A few years ago, a former colleague of mine was planning a module in a graduate program on academic writing at another university. He asked for my advice and we talked for an hour, after which he sent me his ideas about what he was going to do. I had, of course, said that the most important thing is to get the students writing, every day if possible. So I was struck by this part of his mail:

My experience tells me that the students will not have the necessary self-discipline to write every day for several weeks. So I will orient the course towards the more ‘teachable’ aspects, including such matters as planning, structure of articles, getting published, etc., rather than towards writing as such.

Here is the substance of my response:

You learn how to write by writing. It’s the only way. So I don’t have much hope for a writing program that begins, as you seem to, by giving up on the students’ discipline. If you don’t expect them to write, you can’t expect them to learn how to write, no matter how much you teach them. But if you can get them to write every day they will get better at writing, almost regardless of what you teach them. That’s my philosophy of writing instruction in a nutshell. I guess I’m saying I don’t believe writing has any merely “teachable aspects”; writing must be trained.

Students have to learn that an academic text has recognizable parts and you can certainly teach them various all-purpose outlines (I do this). But they also have to learn that those parts must be “built” and then “assembled” into a coherent whole, and that, in order to do this well, you have to plan, not just the content of the paper, but the structure of the weeks, days, and hours that will be spent writing. You have to work on your introduction at some point, for example, then stop, and then return to it. The same goes for every other part of the paper. And the only way to get this across is to get the students to feel it in their brains and in their hands.

The students must experience the joy of composing a good prose paragraph and the (sometimes transcendent) bliss of putting several paragraphs together persuasively. If you only teach them what an academic text is, and don’t bring them into contact with the process by which a text comes into being, your chances of success are (in my humble opinion) not very high.

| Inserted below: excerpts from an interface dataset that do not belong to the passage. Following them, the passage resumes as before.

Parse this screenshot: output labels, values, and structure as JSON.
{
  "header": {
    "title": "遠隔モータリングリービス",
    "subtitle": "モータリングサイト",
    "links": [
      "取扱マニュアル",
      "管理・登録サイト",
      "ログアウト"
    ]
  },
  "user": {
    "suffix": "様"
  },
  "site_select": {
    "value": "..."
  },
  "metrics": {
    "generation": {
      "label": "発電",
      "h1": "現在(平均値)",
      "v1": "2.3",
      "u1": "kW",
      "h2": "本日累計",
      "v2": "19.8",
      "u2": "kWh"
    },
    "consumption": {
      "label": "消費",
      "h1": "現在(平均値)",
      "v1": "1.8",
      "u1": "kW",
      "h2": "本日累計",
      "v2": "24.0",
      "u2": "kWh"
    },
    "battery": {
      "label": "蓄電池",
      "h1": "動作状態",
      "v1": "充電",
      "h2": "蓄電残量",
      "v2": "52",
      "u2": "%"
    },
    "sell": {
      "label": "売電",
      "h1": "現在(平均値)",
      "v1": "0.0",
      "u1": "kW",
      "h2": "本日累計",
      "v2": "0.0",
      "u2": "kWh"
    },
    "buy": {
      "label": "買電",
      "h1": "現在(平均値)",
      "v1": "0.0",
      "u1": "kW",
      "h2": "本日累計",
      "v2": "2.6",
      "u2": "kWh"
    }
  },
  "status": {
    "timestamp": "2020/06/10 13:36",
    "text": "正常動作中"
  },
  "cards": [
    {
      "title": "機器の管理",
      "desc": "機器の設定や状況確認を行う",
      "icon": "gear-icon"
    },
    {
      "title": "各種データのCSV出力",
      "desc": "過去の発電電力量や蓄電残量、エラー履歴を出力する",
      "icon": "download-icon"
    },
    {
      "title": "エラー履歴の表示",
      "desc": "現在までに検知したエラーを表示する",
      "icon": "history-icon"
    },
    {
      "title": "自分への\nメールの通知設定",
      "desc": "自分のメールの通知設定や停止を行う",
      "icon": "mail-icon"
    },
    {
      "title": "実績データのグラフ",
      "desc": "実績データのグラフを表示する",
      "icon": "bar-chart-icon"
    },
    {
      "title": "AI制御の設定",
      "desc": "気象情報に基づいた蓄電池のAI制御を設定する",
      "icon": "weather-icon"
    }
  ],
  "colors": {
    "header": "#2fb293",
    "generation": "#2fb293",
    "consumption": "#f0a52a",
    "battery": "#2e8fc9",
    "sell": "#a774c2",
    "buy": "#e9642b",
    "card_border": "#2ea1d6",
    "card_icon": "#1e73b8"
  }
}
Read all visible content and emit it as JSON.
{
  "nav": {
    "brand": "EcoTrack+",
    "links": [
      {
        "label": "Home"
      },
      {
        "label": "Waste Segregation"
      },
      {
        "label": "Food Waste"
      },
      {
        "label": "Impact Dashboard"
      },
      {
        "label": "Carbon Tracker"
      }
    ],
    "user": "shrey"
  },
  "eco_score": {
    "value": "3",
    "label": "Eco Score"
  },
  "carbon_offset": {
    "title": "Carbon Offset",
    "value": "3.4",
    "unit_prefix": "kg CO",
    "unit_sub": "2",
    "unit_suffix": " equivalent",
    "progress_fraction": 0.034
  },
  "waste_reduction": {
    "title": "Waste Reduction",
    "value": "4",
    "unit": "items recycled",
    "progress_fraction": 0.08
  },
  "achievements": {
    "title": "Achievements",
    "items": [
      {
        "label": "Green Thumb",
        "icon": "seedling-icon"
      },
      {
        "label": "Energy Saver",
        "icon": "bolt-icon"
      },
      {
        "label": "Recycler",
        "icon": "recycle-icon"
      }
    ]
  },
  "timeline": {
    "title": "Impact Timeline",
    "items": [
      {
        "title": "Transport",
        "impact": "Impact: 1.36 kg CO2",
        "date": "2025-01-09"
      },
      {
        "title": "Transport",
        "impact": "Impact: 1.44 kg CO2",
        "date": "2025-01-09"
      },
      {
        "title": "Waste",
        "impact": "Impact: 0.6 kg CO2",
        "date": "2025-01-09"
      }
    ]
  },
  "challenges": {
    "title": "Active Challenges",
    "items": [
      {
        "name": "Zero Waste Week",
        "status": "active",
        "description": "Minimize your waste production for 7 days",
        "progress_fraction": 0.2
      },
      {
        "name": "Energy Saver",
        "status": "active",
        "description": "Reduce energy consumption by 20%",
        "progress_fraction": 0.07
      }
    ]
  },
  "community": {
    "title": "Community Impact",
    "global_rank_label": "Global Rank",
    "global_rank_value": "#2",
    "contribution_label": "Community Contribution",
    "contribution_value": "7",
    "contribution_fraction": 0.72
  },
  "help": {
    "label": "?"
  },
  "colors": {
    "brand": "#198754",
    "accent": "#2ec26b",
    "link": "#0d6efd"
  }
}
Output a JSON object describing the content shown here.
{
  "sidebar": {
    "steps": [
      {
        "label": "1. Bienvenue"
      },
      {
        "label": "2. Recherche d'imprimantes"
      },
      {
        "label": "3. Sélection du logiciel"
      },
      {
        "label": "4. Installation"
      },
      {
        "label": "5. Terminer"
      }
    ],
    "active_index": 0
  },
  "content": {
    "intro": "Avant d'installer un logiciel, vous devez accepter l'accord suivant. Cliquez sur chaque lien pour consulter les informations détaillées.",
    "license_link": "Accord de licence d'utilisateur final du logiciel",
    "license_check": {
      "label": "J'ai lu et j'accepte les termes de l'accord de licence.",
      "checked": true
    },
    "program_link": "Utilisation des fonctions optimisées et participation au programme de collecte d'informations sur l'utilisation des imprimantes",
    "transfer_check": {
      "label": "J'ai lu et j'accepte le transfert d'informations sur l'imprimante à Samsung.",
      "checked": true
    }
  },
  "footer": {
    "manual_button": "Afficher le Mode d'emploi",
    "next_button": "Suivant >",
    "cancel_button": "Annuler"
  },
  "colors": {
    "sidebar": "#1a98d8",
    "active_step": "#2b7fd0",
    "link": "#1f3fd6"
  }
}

“My experience tells me that the students will not have the necessary self-discipline,” you say. I have the same experience, of course. But my experience also says that some students will acquire that discipline if you provide an occasion for them to do so. More importantly, those that don’t acquire this discipline won’t learn how to write (any better than they already do) anyway. Those that do, however, are learning how to write as well as they can. By turning this into a straight “teaching” module, you might think you’re making do with what’s achievable. But I fear you are settling for achieving very little.

An engagement with the student’s self-discipline is fundamentally an engagement with their “authorial” persona, their literary authority as scholars, what I sometimes call their “writing selves”. If you do not attempt to engage with that core strength (their self-discipline) you are not likely to improve the part of them that writes. That is, you won’t make them into better writers, no matter how “true” the things you will tell them may be.

I think that last point is worth emphasizing. Scholarship is difficult in many ways. It takes a lot of thought, knowledge, and sometimes courage. But the writing itself is easy; you just have to do it. It requires no heavy lifting or special skills (you already know the language). What you are developing when you are developing your writing skills (as distinct from the other skills that make you a scholar) is a competence that is, let’s say, “right next to” your basic self-discipline. Writing gets done almost exclusively by, well, doing it. The most important to muscle to train when you write is your will. Writing perhaps, just is an act of will.